* INPUT MATERIAL
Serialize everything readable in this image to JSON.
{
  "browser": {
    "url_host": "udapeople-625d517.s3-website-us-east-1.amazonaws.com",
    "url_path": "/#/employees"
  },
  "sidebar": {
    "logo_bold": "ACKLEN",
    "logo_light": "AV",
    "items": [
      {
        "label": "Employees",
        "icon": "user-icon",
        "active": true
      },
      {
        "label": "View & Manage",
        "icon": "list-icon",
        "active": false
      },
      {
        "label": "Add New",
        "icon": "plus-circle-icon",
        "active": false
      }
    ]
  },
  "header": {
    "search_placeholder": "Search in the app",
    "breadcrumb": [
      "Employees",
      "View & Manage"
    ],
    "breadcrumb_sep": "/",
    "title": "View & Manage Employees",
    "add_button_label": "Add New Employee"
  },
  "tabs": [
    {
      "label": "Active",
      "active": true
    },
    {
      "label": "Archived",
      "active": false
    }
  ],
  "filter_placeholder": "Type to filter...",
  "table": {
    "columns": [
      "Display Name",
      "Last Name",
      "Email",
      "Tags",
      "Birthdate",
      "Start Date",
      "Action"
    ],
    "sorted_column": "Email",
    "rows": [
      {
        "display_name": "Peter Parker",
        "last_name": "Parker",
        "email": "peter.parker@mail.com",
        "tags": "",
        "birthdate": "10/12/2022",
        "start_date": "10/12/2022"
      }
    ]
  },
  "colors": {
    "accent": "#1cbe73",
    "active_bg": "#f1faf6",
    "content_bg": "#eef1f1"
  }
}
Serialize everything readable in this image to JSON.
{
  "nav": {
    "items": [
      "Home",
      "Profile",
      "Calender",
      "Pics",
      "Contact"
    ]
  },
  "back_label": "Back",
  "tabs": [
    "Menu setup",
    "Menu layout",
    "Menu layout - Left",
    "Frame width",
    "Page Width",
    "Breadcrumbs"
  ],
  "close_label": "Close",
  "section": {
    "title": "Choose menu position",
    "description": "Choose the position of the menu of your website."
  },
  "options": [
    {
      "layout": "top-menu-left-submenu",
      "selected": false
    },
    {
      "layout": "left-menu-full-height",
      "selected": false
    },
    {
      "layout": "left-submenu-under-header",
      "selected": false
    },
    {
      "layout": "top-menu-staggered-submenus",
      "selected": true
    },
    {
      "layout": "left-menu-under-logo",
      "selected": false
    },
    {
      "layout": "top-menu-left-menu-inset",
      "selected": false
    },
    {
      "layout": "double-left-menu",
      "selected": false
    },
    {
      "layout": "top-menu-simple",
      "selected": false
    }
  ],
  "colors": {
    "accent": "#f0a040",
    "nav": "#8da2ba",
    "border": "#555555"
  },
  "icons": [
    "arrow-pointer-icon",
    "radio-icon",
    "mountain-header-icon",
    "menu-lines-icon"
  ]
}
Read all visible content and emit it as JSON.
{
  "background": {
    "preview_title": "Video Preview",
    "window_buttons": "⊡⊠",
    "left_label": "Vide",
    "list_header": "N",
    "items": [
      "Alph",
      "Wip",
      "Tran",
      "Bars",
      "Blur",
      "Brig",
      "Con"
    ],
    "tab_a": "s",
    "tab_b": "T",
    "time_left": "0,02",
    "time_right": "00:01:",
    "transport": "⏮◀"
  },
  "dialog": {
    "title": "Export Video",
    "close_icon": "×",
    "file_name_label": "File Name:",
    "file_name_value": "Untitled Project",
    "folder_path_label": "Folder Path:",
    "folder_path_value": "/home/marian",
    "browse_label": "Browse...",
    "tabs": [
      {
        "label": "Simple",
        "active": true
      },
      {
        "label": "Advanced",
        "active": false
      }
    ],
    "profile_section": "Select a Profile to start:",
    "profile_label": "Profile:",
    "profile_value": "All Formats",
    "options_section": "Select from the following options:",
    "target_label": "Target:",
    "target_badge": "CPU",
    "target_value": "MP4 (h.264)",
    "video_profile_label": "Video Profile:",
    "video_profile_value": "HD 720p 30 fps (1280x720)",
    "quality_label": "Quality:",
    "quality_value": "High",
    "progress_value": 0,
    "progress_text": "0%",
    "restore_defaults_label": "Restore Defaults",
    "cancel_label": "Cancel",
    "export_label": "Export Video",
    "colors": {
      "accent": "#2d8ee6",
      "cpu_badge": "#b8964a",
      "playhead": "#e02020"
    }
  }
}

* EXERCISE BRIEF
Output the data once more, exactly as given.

* EXERCISE RESPONSE
Serialize everything readable in this image to JSON.
{
  "browser": {
    "url_host": "udapeople-625d517.s3-website-us-east-1.amazonaws.com",
    "url_path": "/#/employees"
  },
  "sidebar": {
    "logo_bold": "ACKLEN",
    "logo_light": "AV",
    "items": [
      {
        "label": "Employees",
        "icon": "user-icon",
        "active": true
      },
      {
        "label": "View & Manage",
        "icon": "list-icon",
        "active": false
      },
      {
        "label": "Add New",
        "icon": "plus-circle-icon",
        "active": false
      }
    ]
  },
  "header": {
    "search_placeholder": "Search in the app",
    "breadcrumb": [
      "Employees",
      "View & Manage"
    ],
    "breadcrumb_sep": "/",
    "title": "View & Manage Employees",
    "add_button_label": "Add New Employee"
  },
  "tabs": [
    {
      "label": "Active",
      "active": true
    },
    {
      "label": "Archived",
      "active": false
    }
  ],
  "filter_placeholder": "Type to filter...",
  "table": {
    "columns": [
      "Display Name",
      "Last Name",
      "Email",
      "Tags",
      "Birthdate",
      "Start Date",
      "Action"
    ],
    "sorted_column": "Email",
    "rows": [
      {
        "display_name": "Peter Parker",
        "last_name": "Parker",
        "email": "peter.parker@mail.com",
        "tags": "",
        "birthdate": "10/12/2022",
        "start_date": "10/12/2022"
      }
    ]
  },
  "colors": {
    "accent": "#1cbe73",
    "active_bg": "#f1faf6",
    "content_bg": "#eef1f1"
  }
}
Serialize everything readable in this image to JSON.
{
  "nav": {
    "items": [
      "Home",
      "Profile",
      "Calender",
      "Pics",
      "Contact"
    ]
  },
  "back_label": "Back",
  "tabs": [
    "Menu setup",
    "Menu layout",
    "Menu layout - Left",
    "Frame width",
    "Page Width",
    "Breadcrumbs"
  ],
  "close_label": "Close",
  "section": {
    "title": "Choose menu position",
    "description": "Choose the position of the menu of your website."
  },
  "options": [
    {
      "layout": "top-menu-left-submenu",
      "selected": false
    },
    {
      "layout": "left-menu-full-height",
      "selected": false
    },
    {
      "layout": "left-submenu-under-header",
      "selected": false
    },
    {
      "layout": "top-menu-staggered-submenus",
      "selected": true
    },
    {
      "layout": "left-menu-under-logo",
      "selected": false
    },
    {
      "layout": "top-menu-left-menu-inset",
      "selected": false
    },
    {
      "layout": "double-left-menu",
      "selected": false
    },
    {
      "layout": "top-menu-simple",
      "selected": false
    }
  ],
  "colors": {
    "accent": "#f0a040",
    "nav": "#8da2ba",
    "border": "#555555"
  },
  "icons": [
    "arrow-pointer-icon",
    "radio-icon",
    "mountain-header-icon",
    "menu-lines-icon"
  ]
}
Read all visible content and emit it as JSON.
{
  "background": {
    "preview_title": "Video Preview",
    "window_buttons": "⊡⊠",
    "left_label": "Vide",
    "list_header": "N",
    "items": [
      "Alph",
      "Wip",
      "Tran",
      "Bars",
      "Blur",
      "Brig",
      "Con"
    ],
    "tab_a": "s",
    "tab_b": "T",
    "time_left": "0,02",
    "time_right": "00:01:",
    "transport": "⏮◀"
  },
  "dialog": {
    "title": "Export Video",
    "close_icon": "×",
    "file_name_label": "File Name:",
    "file_name_value": "Untitled Project",
    "folder_path_label": "Folder Path:",
    "folder_path_value": "/home/marian",
    "browse_label": "Browse...",
    "tabs": [
      {
        "label": "Simple",
        "active": true
      },
      {
        "label": "Advanced",
        "active": false
      }
    ],
    "profile_section": "Select a Profile to start:",
    "profile_label": "Profile:",
    "profile_value": "All Formats",
    "options_section": "Select from the following options:",
    "target_label": "Target:",
    "target_badge": "CPU",
    "target_value": "MP4 (h.264)",
    "video_profile_label": "Video Profile:",
    "video_profile_value": "HD 720p 30 fps (1280x720)",
    "quality_label": "Quality:",
    "quality_value": "High",
    "progress_value": 0,
    "progress_text": "0%",
    "restore_defaults_label": "Restore Defaults",
    "cancel_label": "Cancel",
    "export_label": "Export Video",
    "colors": {
      "accent": "#2d8ee6",
      "cpu_badge": "#b8964a",
      "playhead": "#e02020"
    }
  }
}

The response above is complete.